But while the game was important, this just happened to be Bobblehead Night. Their search for rare and elusive bobbleheads was darn near pathological. They had traveled to nearly 30 different ballparks to obtain bobbleheads over the past few years, and tonight was just another stop on a planned itinerary.
They each received one bobblehead upon entering the park, and then, because collecting bobbleheads was their game, they decided to obtain a few extras. During the course of the first few innings, they started obtaining more bobbleheads, offering fans cash for their bobbling statue. They acquired so many bobbles that at some point decided one of them should leave the park, put the extra bobbles in the car, and buy another ticket to reenter the stadium.
This, my friends, is dedication.
It seems insane, a bit crazy and admittedly a little weird to be so committed to collecting bobbleheads But don’t tell Phil and Brad that. They’re not two random geeks who like quirky collectibles. They’re entrepreneurs. This is their passion. This is what they were meant to do. As Phil commuted to Menomonee Falls for his job in corporate finance and Brad was working at a cell phone company, a big idea started to percolate. What if we started a bobblehead museum and hall of fame?
Heck, their kitchen was overrun with bobbleheads. They had to find a place for them all.
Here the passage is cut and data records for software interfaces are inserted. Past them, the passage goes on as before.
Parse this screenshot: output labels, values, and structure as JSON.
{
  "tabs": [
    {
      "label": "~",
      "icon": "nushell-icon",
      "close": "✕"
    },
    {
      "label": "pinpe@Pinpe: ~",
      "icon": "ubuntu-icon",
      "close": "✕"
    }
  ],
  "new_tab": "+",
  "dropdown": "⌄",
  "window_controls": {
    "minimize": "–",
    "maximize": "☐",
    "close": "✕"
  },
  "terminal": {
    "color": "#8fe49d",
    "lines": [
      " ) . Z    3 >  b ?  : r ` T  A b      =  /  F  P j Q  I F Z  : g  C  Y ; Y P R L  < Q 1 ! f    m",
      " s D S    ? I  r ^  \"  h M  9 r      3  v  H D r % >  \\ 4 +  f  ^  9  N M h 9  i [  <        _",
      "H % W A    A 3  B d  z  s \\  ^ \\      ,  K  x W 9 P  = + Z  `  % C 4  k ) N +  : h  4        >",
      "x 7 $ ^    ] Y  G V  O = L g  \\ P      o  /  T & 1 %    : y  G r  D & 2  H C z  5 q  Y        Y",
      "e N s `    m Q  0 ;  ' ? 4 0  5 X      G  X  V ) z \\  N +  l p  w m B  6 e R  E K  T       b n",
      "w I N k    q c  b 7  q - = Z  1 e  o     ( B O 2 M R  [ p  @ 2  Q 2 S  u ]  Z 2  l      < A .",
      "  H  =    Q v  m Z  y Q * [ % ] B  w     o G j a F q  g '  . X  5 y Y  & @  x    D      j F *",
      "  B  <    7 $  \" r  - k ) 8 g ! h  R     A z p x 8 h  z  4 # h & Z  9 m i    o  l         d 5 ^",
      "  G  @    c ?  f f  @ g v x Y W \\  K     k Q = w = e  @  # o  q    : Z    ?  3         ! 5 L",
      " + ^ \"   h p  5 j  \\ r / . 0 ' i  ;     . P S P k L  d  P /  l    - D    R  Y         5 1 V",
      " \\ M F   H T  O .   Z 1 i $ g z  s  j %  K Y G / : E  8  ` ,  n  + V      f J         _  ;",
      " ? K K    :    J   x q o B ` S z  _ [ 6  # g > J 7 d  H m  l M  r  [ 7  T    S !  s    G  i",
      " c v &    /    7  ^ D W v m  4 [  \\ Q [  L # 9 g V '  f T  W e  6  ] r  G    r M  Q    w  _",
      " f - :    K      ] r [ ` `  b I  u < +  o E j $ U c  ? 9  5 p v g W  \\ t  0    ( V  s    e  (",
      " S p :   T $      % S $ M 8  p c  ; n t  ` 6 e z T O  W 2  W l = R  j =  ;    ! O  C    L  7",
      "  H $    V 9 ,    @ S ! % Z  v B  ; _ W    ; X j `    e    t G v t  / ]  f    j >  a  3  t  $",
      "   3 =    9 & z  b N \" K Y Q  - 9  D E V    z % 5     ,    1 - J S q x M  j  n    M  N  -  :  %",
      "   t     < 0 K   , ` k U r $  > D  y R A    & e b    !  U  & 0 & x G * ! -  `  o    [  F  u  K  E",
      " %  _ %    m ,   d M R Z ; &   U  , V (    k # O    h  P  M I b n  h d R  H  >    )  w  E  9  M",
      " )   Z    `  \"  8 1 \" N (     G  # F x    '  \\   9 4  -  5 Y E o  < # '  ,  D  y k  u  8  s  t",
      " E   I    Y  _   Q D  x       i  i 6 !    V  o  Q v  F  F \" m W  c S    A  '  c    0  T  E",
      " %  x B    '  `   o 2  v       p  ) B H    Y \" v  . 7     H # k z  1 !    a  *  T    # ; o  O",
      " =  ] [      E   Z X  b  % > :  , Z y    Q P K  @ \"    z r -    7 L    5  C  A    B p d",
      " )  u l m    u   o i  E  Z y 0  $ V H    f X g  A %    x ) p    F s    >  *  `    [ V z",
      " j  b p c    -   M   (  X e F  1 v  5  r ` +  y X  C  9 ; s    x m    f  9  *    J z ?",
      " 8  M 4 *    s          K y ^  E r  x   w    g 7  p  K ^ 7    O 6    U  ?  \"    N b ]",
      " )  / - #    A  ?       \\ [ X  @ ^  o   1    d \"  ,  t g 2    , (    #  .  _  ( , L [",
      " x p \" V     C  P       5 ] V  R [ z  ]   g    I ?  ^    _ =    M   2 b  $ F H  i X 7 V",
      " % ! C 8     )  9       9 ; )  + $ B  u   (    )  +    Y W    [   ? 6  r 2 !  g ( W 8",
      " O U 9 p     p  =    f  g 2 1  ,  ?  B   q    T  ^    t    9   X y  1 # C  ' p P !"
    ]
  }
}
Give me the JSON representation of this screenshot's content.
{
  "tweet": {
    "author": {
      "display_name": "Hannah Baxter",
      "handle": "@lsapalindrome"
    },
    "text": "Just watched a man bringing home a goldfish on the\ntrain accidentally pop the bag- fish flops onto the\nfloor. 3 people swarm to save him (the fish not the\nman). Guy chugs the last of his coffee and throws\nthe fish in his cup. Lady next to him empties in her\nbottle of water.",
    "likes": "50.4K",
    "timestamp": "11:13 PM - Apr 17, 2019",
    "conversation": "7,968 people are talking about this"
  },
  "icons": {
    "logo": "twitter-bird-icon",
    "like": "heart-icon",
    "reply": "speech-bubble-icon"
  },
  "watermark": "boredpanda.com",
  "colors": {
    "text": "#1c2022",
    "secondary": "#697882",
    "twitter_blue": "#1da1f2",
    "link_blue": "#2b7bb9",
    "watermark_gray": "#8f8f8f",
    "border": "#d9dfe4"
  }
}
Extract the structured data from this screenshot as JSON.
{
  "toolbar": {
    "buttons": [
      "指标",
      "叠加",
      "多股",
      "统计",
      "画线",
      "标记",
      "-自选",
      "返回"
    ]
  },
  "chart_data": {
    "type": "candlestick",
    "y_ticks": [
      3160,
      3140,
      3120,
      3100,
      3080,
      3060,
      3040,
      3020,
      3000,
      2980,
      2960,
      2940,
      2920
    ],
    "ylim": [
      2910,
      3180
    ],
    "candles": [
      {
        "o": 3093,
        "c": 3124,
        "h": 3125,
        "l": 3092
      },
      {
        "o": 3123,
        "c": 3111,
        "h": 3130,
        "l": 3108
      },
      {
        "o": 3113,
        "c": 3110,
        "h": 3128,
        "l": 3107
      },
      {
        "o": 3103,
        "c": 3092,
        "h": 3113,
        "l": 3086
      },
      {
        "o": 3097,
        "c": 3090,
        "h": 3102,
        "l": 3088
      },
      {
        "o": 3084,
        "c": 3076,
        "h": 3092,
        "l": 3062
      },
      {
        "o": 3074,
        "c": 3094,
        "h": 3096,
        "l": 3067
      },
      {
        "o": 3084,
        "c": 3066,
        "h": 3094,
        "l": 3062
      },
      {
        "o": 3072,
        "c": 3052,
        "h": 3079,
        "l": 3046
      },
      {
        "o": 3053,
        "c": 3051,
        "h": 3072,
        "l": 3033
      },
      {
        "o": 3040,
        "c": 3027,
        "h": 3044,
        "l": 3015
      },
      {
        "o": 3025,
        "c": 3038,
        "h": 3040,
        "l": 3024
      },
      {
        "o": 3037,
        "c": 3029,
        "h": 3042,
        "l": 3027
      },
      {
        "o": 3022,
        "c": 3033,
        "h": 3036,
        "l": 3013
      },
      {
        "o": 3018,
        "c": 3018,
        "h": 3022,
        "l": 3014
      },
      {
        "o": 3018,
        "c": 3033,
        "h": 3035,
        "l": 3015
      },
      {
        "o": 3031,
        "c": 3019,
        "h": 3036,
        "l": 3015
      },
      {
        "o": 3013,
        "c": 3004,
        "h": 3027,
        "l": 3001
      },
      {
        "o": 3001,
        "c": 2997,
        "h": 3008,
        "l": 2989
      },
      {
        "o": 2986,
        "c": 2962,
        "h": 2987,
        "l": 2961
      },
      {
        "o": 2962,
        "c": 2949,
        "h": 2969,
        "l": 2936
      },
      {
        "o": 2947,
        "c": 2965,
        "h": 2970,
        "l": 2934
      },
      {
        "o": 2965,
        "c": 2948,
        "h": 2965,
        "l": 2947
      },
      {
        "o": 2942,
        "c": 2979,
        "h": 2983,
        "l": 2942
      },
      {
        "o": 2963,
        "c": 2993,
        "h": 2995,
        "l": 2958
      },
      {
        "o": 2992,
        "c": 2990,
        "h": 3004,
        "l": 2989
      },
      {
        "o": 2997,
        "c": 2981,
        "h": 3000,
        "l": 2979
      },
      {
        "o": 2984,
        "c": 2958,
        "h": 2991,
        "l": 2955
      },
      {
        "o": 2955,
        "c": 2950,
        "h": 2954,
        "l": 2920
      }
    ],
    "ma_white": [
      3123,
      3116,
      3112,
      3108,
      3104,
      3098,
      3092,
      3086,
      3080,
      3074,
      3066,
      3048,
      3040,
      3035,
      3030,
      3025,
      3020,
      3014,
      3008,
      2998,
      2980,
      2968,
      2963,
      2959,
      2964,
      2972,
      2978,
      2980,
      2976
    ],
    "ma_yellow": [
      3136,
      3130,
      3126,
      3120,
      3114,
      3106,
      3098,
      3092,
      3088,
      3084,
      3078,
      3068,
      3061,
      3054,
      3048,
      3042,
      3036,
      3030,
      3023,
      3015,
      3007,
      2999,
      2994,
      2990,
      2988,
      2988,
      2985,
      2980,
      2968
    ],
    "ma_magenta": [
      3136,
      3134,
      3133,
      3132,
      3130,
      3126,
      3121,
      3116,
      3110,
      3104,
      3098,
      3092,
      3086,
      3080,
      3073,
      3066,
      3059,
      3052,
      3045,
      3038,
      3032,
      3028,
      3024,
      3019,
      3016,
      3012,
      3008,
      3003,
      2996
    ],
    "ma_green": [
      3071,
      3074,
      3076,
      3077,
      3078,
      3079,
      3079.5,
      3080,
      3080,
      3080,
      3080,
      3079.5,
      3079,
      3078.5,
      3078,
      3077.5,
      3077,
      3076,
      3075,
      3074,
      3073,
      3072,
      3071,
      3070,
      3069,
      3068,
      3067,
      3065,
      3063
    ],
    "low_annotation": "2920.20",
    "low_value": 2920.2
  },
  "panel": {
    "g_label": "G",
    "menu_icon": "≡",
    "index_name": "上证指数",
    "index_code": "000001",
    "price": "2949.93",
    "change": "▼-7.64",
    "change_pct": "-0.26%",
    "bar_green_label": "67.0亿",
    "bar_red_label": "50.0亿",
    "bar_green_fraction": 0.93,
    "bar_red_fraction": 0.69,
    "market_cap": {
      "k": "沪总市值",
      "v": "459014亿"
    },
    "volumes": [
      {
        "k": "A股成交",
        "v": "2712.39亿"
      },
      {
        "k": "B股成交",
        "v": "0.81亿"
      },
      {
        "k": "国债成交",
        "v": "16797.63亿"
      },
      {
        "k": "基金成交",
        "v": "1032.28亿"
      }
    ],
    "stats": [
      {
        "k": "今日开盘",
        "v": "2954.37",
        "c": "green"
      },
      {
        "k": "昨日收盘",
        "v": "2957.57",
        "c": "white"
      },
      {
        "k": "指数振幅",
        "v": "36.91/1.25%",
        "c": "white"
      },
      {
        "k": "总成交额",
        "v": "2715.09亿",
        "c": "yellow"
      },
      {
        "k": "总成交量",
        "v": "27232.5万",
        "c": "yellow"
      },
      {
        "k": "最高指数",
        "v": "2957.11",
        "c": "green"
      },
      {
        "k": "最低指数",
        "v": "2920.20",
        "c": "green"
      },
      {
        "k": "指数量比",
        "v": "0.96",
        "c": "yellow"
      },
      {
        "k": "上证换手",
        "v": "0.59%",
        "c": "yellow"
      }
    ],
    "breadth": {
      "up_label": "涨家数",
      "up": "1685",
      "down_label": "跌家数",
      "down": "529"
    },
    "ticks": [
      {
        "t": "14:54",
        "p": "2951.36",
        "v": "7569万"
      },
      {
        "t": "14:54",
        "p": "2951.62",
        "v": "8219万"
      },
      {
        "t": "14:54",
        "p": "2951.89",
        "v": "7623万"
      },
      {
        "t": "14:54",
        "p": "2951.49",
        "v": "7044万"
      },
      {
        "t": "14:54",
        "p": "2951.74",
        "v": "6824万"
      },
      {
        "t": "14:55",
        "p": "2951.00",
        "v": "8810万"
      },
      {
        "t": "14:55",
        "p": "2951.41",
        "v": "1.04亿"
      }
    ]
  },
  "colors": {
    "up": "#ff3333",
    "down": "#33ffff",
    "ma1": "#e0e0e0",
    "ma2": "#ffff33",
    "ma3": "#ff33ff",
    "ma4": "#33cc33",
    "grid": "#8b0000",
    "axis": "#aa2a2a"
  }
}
There is no definitive collection of bobbleheads in the world, and in their mind, Wisconsin was the perfect place for it. And now, if you visit the museum on South 1stStreet in Milwaukee, you might run into a representative from the Guinness Book of World Records who is likely visiting Milwaukee to verify that Phil and Brad’s collection is the largest collection of bobbleheads in the world. They have every reason to believe they do; I’ve seen it, and it’s immense.
It could be one of the most Instagram-worthy sites in all of Milwaukee.
Phil and I walked through the collection a few weeks ago and it’s a pop culture cornucopia; athletes and politicians and rock stars and celebrities, bobbling away. It may be the only place on earth where Donald Trump and Barack Obama can live in harmony. The collection ranges from the modern to the vintage; a Giannis Antetokounmpo bobble just a few steps away from a 1960s vintage ceramic football bobblehead that’s worth upwards of $1,000 dollars. An entire section is dedicated to the first entrant into the Bobblehead Hall of Fame, Pete Rose (his headfirst slide bobblehead is a classic).
One of my personal favorites is their bobblehead of TV personality/Actor/Cult hero Ghoulardi (real name: Ernie Anderson), who hosted Shock Theater in Cleveland in the 60s and was the voice of ABC TV in the 80s. He’s also known for being the father of brilliant film director P.T. Anderson. The Ghoulardi bobblehead came as part of a larger collection that was donated by a man who was diagnosed with terminal cancer and wanted to find a good home for his collection of nearly 1500 bobbleheads. It's safe to say that his collection is safe in Phil and Brad's capable hands.
What’s also immense, beyond their collection, is Phil and Brad’s ambition. They know that displaying a massive collection of bobbleheads is a cool foray into strange America, and they’re proud of what they’ve created. But their focus is also squarely on creating their own bobbleheads to add to the lore of the spring loaded collectible.
They’ve created bobbleheads of Cubs announcer Pat Hughes (which includes a button that plays his classic final call of the 2016 World Series), Cubs Super Fan Ronnie Woo Woo, Milwaukee Super fan Michael Poll (who was their first bobblehead), and the characters from the film Home Alone. Their largest selling bobblehead is of Sister Jean from Loyola University Chicago, created during their Cinderella run through the 2018 NCAA basketball tournament.
Bobblehead-ness is next to Godliness, I guess.
I’ll admit it feels like the niche inside of a niche inside of a niche, but it’s ridiculously fascinating. And to hear Phil and Brad talk about bobbles, their passion is very real. These days there seems to be an authority on just about everything, why not a couple of bobblehead experts?
Phil and Brad will continue to add to the collection and make custom bobbleheads. And there’s a solid chance you might run into them at a random bobblehead night. You'll recognize them; they’re the guys carrying arms full of bobbleheads to their car.
Learn more about the Bobblehead Hall of Fame and Museum here.